“The fires would not have been if we didn’t have pine trees. As an investment, what chance is there that we won’t have another fire in the next 30 years?” he asked.

“What I’m saying is nothing new but the softwood lobby is so powerful and so skilled and so well resourced [no one is listening].

“I think it’s a scandal.”

The NSW Legislative Council’s inquiry heard claims from industry group Timber NSW that “New South Wales’ timber and forest products industry contributes millions each year to the state’s economy.”

The lobby cited statistics saying that the timber produce industry “value adds” $2.4 billion, with an exporter annual contribution to exports of $219.5 million and total regional employment of 22,000 people. 

They argued that their members’ products are crucial for helping the state provide “stable, affordable housing is critical to economic security, physical and mental wellbeing, and facilitates access to jobs and services. Consequently, housing is essential to support rising living standards” and stated that “the right timber policy settings will contribute significantly to future prosperity.”

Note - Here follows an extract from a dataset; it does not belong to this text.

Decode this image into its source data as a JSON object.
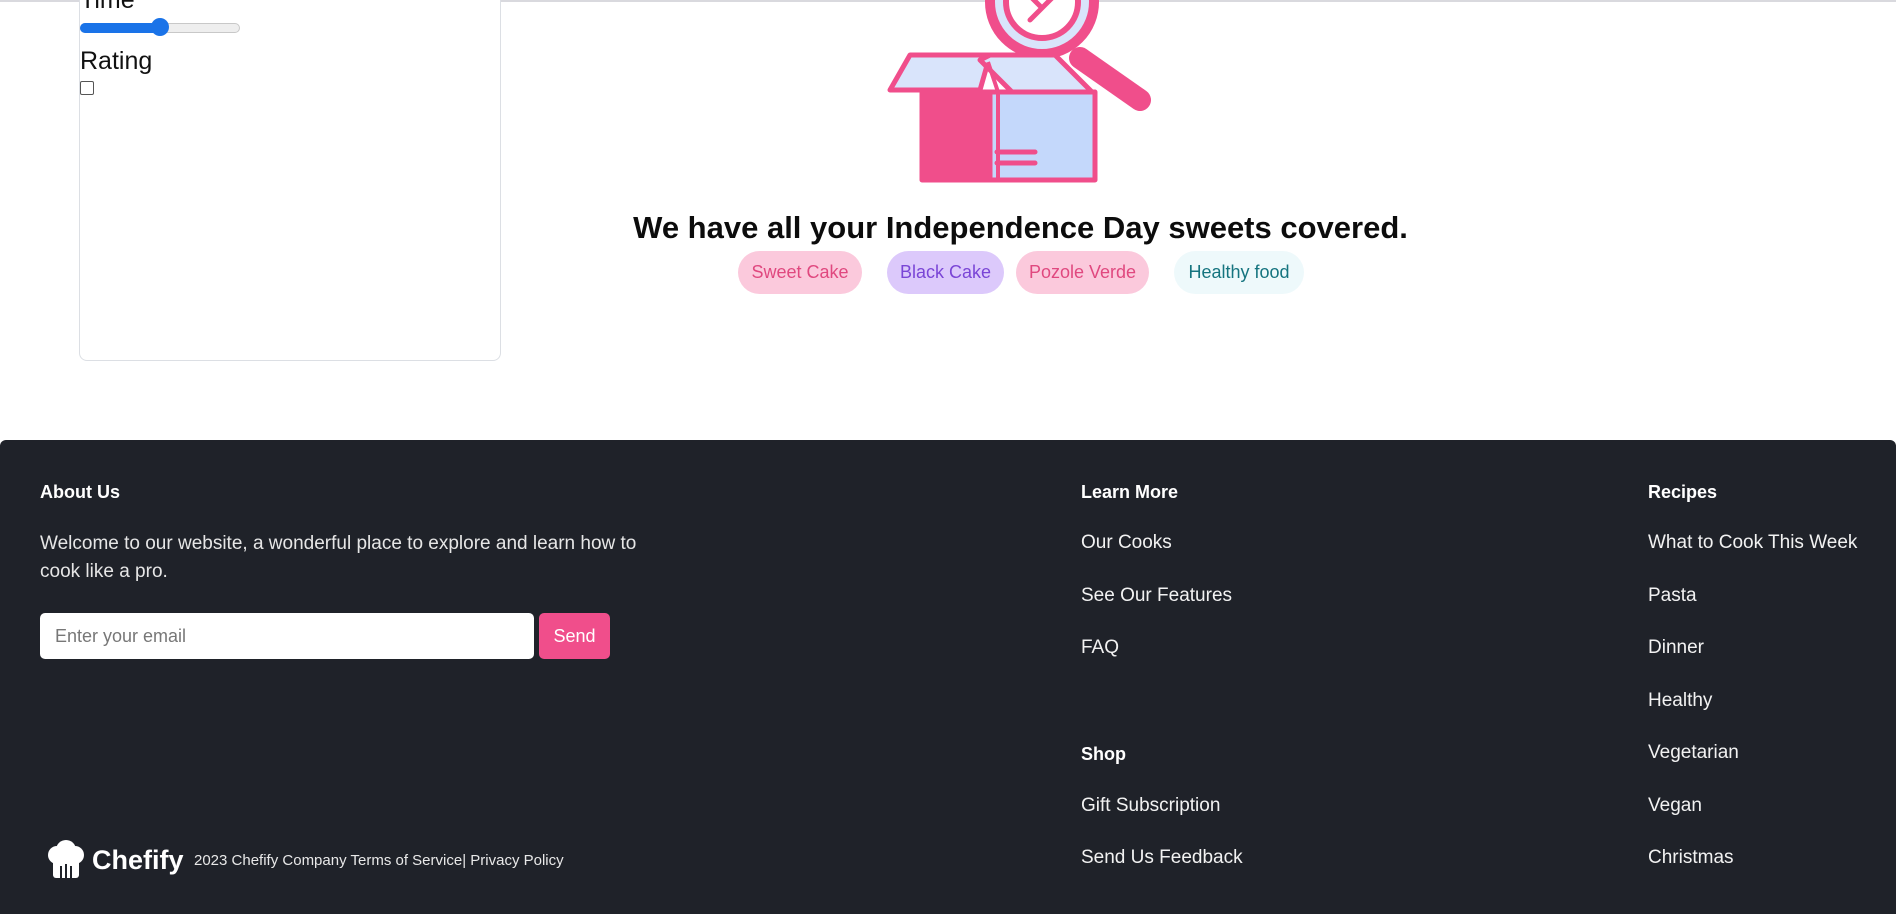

“In the wake of Covid-19, the demand for timber has never been higher and the constraints of the supply of NSW timber have never been greater. Covid-19 has ushered in a new era of employment opportunities relating to forests, both direct and indirect. The diverse range of employment opportunities for regional and rural communities listed below can be realized through appropriate policy settings,” wrote Timber NSW CEO Maree McCaskill.

Mr Daniel said that with powerful, well-organised lobbies acting on one side and “politically fragmented and generally poorly represented” farmers on the other side, it has been almost impossible to get an equal hearing.

“I’ve attempted to go through the proper channels and have been completely ignored,” he said.

His submission to the inquiry was two pages in length, along with a copy of a research paper in the economic potential for pine plantations in Australia. The submission from Timber NSW was 245 pages in length, and can be viewed at https://www.parliament.nsw.gov.au/lcdocs/submissions/72215/0222%20Timber%20NSW.pdf